from Melqart to Heracles
Heracles was a Greek hero, son of Zeus and Alcmene. He is most famous for the twelve labours, which he had to commit after having slain his own children (driven mad by Zeus’ wife Hera), and as one of the Argonauts in the hunt for the Golden Fleece. After his death Heracles was put on a pyre and made divine by Zeus. The iconography of Heracles, during antiquity and later on, mostly consists of him as the hero who is fighting a monster with his club. Only in the classical period does the amount of depictions of Heracles as monster-slayer decrease, but remains in sculptures and vase-painting. The same thing happens in literature from the 5th century, when the labours are mentioned occasionally but the emphasis is on other aspects of Heracles character like his inner life or his role as a tragic hero.

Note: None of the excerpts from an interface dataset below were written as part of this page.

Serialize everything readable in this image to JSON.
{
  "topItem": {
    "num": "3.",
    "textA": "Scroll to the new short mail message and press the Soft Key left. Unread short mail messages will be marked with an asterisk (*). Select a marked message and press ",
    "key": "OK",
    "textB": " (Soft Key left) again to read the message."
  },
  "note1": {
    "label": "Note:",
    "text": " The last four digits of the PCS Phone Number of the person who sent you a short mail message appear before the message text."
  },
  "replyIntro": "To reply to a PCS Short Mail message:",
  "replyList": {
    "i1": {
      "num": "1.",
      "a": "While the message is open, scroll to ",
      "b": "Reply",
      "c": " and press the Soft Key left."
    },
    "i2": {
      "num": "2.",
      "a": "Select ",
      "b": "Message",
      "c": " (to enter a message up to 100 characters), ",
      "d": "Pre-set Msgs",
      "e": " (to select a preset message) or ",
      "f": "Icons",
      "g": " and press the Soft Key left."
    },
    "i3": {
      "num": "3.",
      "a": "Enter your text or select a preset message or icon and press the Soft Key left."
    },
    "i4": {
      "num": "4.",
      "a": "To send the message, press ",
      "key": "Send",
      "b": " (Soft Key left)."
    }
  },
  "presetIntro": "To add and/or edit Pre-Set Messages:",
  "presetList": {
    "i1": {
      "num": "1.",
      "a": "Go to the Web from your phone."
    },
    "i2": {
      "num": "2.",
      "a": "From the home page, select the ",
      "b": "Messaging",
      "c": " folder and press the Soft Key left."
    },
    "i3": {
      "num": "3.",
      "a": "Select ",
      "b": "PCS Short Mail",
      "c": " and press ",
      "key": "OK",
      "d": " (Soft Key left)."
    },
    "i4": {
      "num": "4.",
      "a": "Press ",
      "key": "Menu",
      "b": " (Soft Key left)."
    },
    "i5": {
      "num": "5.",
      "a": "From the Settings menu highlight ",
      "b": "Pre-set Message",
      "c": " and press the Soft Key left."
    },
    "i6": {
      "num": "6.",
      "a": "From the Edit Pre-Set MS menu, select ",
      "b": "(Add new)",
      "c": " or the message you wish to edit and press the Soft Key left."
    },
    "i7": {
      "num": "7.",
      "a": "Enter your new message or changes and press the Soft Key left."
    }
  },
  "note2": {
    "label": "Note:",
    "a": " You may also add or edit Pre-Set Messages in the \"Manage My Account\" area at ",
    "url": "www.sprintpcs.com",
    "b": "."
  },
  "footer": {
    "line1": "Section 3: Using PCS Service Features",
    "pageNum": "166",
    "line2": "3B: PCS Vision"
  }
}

It was also in the 5th century that Greek writers started to use Heracles when it is obvious they are talking about Phoenician Melqart.